→ PROBLEM STATEMENT: What is the number of lines in the data holding the word "workstation"? Give that number by itself.

(Interface dataset entries)
== Segment start ==

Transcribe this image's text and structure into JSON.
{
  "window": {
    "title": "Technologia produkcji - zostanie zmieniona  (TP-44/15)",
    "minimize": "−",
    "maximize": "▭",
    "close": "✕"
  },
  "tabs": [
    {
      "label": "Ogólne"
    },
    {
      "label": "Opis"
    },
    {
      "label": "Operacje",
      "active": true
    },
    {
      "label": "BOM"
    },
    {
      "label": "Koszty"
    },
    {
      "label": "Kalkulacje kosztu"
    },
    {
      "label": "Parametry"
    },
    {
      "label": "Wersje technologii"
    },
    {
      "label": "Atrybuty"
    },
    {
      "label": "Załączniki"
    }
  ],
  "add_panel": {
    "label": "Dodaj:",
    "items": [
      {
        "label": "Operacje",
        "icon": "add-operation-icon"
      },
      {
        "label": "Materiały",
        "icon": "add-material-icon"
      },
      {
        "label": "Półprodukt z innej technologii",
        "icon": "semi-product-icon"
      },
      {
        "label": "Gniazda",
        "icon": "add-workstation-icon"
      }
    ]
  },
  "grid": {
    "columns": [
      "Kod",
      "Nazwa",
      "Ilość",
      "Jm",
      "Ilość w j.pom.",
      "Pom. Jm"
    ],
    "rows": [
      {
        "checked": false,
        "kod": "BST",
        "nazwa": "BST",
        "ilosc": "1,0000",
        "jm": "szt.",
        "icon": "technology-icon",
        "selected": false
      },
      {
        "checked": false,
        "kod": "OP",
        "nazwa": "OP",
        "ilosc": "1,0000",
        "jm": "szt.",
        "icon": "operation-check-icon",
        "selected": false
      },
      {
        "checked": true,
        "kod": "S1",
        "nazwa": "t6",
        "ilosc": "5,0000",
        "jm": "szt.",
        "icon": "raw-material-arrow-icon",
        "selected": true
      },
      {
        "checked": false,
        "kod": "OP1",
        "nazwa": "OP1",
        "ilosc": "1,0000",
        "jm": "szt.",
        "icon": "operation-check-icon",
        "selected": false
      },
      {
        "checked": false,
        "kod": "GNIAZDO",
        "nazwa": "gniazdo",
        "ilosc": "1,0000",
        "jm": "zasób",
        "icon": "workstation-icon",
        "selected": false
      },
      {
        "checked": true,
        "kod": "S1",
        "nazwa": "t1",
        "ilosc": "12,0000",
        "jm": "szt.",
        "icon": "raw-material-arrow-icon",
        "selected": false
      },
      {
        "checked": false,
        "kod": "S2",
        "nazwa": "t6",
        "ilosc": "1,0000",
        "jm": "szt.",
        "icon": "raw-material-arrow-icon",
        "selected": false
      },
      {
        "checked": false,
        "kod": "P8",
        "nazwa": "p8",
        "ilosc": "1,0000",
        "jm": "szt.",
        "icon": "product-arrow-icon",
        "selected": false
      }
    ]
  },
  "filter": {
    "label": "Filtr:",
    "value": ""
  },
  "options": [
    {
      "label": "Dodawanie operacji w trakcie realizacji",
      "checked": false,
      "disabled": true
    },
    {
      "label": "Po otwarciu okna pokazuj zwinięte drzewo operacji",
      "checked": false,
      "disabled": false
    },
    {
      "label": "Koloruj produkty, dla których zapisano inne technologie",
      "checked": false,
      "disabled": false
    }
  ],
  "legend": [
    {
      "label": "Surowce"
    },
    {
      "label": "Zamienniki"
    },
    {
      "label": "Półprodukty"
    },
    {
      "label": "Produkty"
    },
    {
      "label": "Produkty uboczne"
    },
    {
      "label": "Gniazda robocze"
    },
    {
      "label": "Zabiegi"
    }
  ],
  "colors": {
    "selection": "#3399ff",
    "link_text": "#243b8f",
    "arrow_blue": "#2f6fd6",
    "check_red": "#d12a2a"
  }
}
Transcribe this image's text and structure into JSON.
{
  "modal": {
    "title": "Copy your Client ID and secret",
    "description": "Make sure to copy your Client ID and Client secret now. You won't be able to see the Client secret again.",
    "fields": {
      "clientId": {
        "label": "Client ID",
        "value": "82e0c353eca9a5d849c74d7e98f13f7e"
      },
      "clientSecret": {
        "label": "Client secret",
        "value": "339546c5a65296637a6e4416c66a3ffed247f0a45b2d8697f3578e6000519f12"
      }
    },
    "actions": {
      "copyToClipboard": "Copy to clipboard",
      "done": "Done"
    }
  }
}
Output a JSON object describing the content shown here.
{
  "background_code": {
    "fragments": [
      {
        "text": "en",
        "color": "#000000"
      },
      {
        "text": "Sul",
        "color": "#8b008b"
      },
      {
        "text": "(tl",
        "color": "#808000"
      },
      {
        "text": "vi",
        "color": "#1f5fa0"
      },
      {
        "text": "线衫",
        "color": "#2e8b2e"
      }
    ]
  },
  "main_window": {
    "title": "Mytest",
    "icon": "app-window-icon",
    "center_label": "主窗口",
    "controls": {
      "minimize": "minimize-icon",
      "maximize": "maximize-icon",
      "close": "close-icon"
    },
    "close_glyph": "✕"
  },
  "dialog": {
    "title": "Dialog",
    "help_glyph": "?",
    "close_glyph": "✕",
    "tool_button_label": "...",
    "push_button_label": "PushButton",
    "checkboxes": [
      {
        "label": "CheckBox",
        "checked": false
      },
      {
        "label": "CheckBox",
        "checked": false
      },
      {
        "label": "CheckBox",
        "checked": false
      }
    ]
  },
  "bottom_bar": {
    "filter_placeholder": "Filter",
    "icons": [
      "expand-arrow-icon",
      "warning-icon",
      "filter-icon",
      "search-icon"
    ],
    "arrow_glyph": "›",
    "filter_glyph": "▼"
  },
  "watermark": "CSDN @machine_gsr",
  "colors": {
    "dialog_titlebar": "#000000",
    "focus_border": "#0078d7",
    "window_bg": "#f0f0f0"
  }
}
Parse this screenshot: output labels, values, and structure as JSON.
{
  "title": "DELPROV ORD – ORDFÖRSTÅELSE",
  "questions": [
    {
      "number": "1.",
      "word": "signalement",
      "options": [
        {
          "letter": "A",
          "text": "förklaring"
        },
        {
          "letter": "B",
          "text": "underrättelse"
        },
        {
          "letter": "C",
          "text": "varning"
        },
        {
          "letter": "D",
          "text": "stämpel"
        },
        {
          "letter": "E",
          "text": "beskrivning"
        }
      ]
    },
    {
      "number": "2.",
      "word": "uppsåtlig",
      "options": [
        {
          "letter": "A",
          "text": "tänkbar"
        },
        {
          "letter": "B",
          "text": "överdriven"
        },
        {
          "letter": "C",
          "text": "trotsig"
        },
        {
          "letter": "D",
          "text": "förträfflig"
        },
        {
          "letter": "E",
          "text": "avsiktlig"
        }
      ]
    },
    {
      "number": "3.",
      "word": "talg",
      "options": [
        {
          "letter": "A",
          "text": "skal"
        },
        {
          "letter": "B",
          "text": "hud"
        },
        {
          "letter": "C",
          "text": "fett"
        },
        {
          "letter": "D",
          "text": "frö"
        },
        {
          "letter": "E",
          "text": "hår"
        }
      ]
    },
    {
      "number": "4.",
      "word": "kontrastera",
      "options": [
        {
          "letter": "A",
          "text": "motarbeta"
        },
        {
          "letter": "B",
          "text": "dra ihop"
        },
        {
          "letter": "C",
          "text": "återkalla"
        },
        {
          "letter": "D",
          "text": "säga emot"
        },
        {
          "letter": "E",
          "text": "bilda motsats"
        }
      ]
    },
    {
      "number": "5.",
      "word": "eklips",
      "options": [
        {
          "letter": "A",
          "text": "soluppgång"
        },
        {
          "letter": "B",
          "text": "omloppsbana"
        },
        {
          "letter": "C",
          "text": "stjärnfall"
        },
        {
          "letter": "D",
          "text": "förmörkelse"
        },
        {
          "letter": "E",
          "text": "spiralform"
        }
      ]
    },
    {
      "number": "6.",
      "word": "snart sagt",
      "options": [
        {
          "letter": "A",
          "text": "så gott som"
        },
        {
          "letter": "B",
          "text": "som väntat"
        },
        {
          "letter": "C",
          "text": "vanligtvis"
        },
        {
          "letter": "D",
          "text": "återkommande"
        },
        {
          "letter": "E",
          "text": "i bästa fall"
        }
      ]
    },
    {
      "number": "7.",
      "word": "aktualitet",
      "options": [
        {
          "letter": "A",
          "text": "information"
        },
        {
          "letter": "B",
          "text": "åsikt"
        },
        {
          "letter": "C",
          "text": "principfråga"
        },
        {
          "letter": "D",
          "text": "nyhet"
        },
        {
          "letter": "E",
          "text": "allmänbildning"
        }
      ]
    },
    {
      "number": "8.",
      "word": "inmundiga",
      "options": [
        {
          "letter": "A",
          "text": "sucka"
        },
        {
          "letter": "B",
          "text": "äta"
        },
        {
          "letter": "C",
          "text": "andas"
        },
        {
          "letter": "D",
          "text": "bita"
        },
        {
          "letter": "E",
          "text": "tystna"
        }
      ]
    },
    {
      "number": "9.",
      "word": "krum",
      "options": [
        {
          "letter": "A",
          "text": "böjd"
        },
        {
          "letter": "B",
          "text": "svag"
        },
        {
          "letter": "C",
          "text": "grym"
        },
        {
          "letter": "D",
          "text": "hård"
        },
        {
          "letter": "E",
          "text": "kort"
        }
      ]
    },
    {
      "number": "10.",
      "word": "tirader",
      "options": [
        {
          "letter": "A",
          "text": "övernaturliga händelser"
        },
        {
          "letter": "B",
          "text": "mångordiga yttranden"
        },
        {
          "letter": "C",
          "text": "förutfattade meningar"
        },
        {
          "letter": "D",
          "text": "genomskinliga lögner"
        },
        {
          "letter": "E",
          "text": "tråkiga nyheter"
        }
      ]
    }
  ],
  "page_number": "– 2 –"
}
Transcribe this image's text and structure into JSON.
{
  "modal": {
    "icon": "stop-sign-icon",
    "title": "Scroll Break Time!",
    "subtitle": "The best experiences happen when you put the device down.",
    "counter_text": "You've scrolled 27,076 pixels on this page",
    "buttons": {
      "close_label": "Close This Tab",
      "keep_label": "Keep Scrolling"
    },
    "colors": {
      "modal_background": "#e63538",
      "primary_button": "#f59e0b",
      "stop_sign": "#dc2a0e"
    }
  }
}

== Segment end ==

→ ANSWER BELOW: 2